A new PhD student in the team working on craniovascular anatomy! Stanislava Eisová was in our laboratory few years ago, publishing a paper on parietal bone and vessels in which she investigated correlations between craniovascular morphology, skull size, and bone thickness. She got a Master Degree in Anthropology of Past Populations at the University of West Bohemia, Czech Republic. Now she begins a PhD program on Anthropology and Human Genetics at the Faculty of Science of the Charles University, Prague. Her project will be on craniovascular traits, anthropology, paleoanthropology, and paleopathology. She will investigate craniovascular characters in normal samples, pathological conditions, and fossil specimens. The project is co-directed by Petr Velemínský.

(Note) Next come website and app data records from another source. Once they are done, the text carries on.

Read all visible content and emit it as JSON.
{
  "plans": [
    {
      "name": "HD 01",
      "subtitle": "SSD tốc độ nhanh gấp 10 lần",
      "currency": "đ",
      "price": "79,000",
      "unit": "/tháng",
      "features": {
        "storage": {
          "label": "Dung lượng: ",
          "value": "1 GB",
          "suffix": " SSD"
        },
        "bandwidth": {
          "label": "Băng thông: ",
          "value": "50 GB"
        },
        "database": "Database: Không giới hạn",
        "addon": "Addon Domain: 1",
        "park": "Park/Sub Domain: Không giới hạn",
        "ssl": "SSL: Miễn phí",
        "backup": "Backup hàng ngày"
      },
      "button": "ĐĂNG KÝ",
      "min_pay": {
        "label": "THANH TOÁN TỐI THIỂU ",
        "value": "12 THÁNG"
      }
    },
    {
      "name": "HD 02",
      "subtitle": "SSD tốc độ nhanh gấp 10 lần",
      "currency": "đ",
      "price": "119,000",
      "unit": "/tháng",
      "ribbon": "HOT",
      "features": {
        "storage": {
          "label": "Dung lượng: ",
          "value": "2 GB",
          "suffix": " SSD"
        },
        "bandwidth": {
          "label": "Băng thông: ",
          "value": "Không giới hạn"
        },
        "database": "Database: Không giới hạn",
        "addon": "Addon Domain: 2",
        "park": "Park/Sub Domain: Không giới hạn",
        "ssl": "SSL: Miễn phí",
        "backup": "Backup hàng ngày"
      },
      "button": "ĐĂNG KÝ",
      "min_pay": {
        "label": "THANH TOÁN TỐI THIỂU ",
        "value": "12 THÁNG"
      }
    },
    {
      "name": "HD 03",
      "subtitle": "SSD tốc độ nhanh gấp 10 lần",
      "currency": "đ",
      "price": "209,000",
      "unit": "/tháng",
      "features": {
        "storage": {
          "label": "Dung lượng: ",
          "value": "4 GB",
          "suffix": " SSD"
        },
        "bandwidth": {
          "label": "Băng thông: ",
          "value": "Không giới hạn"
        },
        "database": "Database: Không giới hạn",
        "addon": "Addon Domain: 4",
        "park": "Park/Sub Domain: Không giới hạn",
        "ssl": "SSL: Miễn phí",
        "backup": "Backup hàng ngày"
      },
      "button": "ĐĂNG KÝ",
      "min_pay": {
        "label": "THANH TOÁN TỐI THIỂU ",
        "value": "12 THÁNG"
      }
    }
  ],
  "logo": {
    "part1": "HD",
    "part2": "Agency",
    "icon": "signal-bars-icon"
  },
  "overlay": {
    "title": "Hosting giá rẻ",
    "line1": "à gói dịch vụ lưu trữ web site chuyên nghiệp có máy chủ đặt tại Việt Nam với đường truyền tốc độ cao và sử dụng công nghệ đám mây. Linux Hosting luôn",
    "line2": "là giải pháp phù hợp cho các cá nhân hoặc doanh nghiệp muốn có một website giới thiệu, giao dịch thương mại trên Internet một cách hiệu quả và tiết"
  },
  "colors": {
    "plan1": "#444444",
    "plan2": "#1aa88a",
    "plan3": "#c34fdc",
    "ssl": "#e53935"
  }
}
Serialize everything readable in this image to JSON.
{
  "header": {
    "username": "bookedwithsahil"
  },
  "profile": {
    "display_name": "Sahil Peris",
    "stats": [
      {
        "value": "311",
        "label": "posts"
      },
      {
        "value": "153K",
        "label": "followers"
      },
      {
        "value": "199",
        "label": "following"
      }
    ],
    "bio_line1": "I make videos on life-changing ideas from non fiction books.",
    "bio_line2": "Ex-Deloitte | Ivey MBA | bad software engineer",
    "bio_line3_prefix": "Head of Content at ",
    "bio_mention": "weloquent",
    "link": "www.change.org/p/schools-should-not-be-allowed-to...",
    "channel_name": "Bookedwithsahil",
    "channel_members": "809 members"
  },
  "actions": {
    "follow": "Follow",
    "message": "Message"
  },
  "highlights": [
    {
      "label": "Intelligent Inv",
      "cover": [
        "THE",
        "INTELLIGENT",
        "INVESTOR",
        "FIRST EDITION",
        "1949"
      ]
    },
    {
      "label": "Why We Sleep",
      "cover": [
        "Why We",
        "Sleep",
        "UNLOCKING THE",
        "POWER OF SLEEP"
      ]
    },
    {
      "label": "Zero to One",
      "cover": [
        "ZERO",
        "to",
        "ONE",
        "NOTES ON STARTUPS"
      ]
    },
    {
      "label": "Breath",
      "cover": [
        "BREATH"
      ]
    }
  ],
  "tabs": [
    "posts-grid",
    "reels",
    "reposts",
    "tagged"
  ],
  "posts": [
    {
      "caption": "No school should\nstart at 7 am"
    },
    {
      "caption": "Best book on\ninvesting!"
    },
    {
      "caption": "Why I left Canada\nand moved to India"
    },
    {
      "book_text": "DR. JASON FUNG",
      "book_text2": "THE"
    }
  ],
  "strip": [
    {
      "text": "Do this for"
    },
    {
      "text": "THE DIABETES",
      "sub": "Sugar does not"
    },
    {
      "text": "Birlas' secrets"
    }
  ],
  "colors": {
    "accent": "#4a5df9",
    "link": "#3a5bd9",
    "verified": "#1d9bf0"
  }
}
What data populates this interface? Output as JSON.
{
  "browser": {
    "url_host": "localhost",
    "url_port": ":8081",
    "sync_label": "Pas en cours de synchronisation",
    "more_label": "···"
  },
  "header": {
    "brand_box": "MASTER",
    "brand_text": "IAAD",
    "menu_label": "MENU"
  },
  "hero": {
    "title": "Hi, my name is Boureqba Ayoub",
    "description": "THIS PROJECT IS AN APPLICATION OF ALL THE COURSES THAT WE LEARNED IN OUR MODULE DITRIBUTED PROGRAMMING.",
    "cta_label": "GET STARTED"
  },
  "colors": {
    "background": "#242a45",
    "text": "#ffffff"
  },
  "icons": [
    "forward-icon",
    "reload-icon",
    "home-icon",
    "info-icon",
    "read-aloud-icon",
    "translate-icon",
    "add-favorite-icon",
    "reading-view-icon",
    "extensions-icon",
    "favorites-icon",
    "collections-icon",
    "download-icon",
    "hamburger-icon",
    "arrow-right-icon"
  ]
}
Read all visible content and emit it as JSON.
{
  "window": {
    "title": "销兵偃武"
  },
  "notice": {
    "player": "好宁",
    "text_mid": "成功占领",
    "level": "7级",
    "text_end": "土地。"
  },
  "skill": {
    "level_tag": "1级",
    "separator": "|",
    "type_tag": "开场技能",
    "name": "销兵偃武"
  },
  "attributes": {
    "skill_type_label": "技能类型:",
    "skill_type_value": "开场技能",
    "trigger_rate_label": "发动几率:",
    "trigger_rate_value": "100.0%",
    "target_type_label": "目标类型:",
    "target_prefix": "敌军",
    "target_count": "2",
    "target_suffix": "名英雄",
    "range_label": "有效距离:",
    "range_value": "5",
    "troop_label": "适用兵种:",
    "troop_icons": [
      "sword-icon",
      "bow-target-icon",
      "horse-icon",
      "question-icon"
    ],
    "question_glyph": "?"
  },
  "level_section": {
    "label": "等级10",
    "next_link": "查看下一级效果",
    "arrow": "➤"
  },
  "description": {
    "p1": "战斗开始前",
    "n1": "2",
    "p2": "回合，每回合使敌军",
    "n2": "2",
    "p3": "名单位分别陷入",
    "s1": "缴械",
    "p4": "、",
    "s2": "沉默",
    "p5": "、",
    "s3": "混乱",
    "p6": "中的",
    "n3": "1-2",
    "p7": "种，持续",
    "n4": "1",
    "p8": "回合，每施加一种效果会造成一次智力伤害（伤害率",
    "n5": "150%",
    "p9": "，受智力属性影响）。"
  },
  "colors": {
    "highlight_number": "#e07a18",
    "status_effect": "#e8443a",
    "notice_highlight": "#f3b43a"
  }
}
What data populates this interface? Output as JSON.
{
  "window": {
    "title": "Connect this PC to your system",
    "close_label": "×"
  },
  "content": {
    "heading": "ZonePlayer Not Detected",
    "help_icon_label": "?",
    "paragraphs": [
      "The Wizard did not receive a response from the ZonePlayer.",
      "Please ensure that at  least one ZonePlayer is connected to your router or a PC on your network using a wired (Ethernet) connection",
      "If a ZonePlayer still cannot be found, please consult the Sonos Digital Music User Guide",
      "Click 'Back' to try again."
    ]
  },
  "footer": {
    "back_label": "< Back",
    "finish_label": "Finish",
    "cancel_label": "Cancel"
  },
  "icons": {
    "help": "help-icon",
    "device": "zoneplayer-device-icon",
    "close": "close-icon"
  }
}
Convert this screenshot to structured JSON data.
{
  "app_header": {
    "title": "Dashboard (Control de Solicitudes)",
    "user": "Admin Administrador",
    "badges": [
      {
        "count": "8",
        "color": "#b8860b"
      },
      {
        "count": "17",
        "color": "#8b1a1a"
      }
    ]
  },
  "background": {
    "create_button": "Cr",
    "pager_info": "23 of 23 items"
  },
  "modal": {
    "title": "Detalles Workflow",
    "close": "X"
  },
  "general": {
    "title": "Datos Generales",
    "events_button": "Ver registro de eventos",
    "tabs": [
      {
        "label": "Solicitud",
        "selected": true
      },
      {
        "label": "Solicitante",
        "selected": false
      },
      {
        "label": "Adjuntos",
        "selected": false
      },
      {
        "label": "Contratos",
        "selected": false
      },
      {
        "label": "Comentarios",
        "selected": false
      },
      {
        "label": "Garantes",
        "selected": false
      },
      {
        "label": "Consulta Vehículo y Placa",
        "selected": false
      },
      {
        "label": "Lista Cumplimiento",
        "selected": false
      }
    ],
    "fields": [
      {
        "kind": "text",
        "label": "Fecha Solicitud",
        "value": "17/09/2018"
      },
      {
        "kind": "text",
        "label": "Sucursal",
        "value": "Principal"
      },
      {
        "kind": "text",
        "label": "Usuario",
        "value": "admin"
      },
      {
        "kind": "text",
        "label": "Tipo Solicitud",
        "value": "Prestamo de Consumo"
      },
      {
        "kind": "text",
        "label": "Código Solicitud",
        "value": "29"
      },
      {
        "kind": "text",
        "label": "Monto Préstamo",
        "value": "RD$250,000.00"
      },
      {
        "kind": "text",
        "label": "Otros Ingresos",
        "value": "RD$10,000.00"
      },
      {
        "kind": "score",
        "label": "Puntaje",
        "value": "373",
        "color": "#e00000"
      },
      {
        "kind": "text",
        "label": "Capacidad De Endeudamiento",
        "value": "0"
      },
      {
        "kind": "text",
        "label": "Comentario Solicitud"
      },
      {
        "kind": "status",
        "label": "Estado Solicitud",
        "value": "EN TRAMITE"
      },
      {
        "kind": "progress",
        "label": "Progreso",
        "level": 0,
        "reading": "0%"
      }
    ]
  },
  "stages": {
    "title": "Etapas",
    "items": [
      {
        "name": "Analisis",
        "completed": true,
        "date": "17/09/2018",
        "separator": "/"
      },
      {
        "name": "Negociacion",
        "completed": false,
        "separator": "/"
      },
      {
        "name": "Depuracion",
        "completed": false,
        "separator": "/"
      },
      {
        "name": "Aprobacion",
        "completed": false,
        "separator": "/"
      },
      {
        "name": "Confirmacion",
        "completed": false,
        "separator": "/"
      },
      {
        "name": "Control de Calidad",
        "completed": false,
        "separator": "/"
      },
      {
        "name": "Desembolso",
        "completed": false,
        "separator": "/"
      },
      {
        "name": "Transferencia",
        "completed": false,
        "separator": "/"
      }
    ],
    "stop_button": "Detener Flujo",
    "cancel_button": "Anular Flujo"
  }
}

Author Archives: emilianobruner
The world’s most detailed scan of the brain’s internal wiring has been produced by scientists at Cardiff University. The MRI machine reveals the fibres which carry all the brain’s thought processes. It’s been done in Cardiff, Nottingham, Cambridge and Stockport, as well as London England and London Ontario. Doctors hope it will help increase understanding of a range of neurological disorders and could be used instead of invasive biopsies …
[keep on reading this article by Fergus Walsh on BBC News]
A perspective review on cerebellum and Alzheimer’s disease, coordinated by Heidi Jacobs …
Jacobs H.I., Hopkins D.A., Mayrhofer H.C., Bruner E., van Leeuwen F.W., Raaijmakers W., Schmahmann J.D.
The cerebellum in Alzheimer’s disease: evaluating its role in cognitive decline.
(and here a post on cerebellum and paleoneurology …)
New member of the lab! Annapaola Fedato did her master thesis on cognitive archaeology and visuospatial integration in our laboratory, as a student from the University of Padua (Italy). And now she will keep on working on the same issue with a PhD grant, dealing with experimental archaeology, affordance, and hand-tool relationships. About this topic, here a perspective paper on visuospatial integration and human evolution, and a review on visuospatial behaviours and fossil evidence. Because this blog deals mainly with brain and skull anatomy, she will be in charge of posting news and information on those brain areas involved in visuospatial functions. Welcome! [Affiliation Info]
This month we have published a review on craniovascular traits and anthropology, freely available to download from the Journal of Anthropological Sciences. The article describes many vascular traits that can be analyzed on skulls, through the traces they leave on the bone surface or within the bone itself. The traces of the middle meningeal vessels, the traces of the venous sinuses, the diploic channels, and the endocranial foramina, can provide information on the vascular networks and, indirectly, on the physiological processes associated with their growth and development. The functional information available from these imprints is partial and incomplete, but it is the only one we have on blood flow when dealing with fossils, archaeological remains, or forensic cases. Methods are an issue, because of the difficulties with small samples, scoring procedure, statistics of ordinal and nominal variables, and with an intrinsic limitation in current anatomy: we still ignore the variations and processes behind many macroanatomical features, even in our own species. Previous articles on this topic deal with middle meningeal artery, vessels and thermoregulation, diploic channels, and parietal bone vascularization. Most of these papers are part of a project funded by the Wenner-Gren Foundation through an International Collaborative Research Grant, entitled “Cranial anatomy, anthropology, and the vascular system”. This beautiful drawing of a sectioned skull is by Eduardo Saiz.
Anatomists on the Edge
27-29 June, 2017